Bavington, who lives in Las Vegas, makes a good example of how younger abstract painters reinterpret the styles of an earlier generation.
He and his advocates among critics saw rigor in his elimination of reference and his confidence in intuition as a guide to color choices. In theory, a successful Davis painting strikes a chord of aesthetic rightness that viewers recognize by a kind of nervous system resonance.
Artists of Davis' generation looked at his paintings and saw reminders of Barnett Newman and Piet Mondrian or, as one unkind critic said, swaths of awning fabric.
Bavington, born in 1966, more likely sees colorized bar code. With that, as well as video color bars and the Las Vegas Strip's waves of neon in mind, Bavington may well have wondered what Davis' patterns encode.
He has devised answers for his own stripe paintings, using tools never available to Davis.
Using the appropriate software, assigning a different hue to each pitch, Bavington analyzes guitar solos from rock band recordings.
He borrows the song titles for his corresponding paintings. For viewers with a good memory for music, this information probably adds a dimension.
In any case, a borrowed title sometimes detonates a little joke, as in "All Over Now." The phrase from the Rolling Stonesclassic also echoes the concept of "all-over" composition, a critical demand to which stripe painting appeared the answer in the decade after Jackson Pollock's death.

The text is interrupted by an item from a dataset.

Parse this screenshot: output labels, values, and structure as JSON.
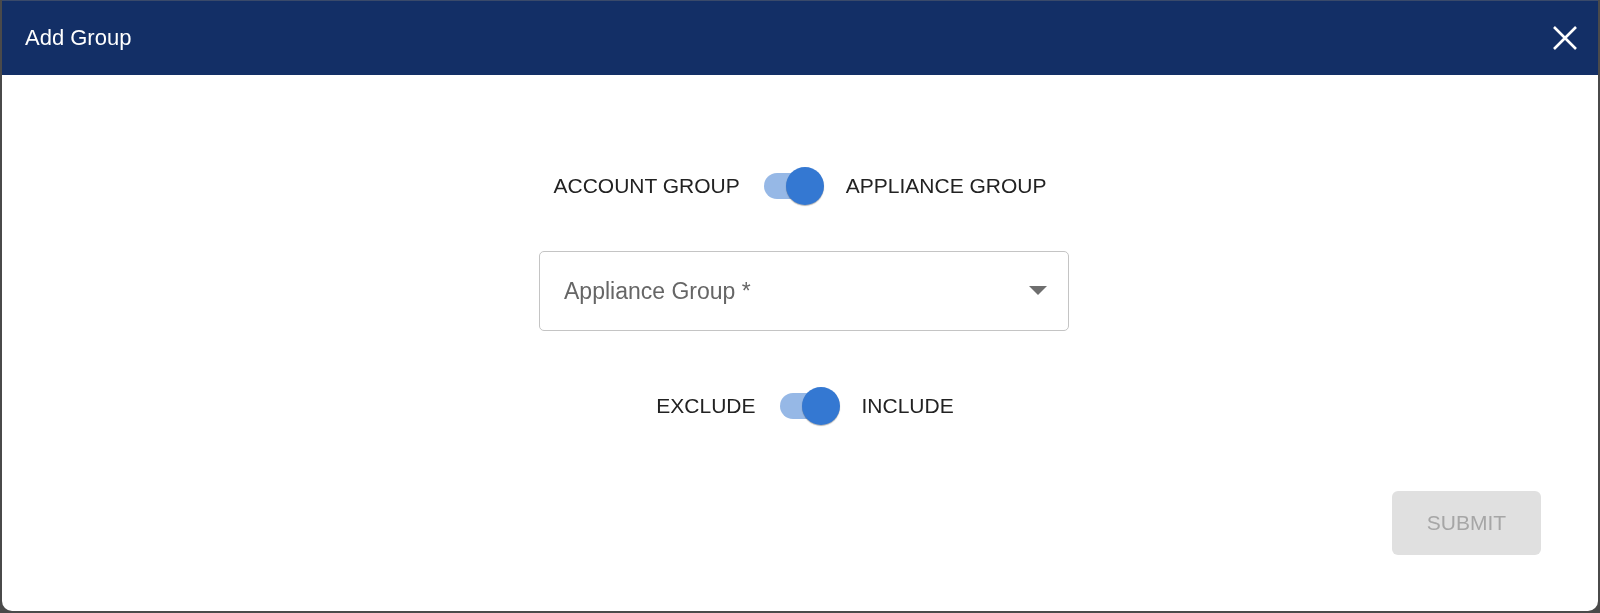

The optical luxury and dazzle of Bavington's work advertise the notion that aesthetics and rationale in abstract painting connect more tenuously and arbitrarily today than ever before.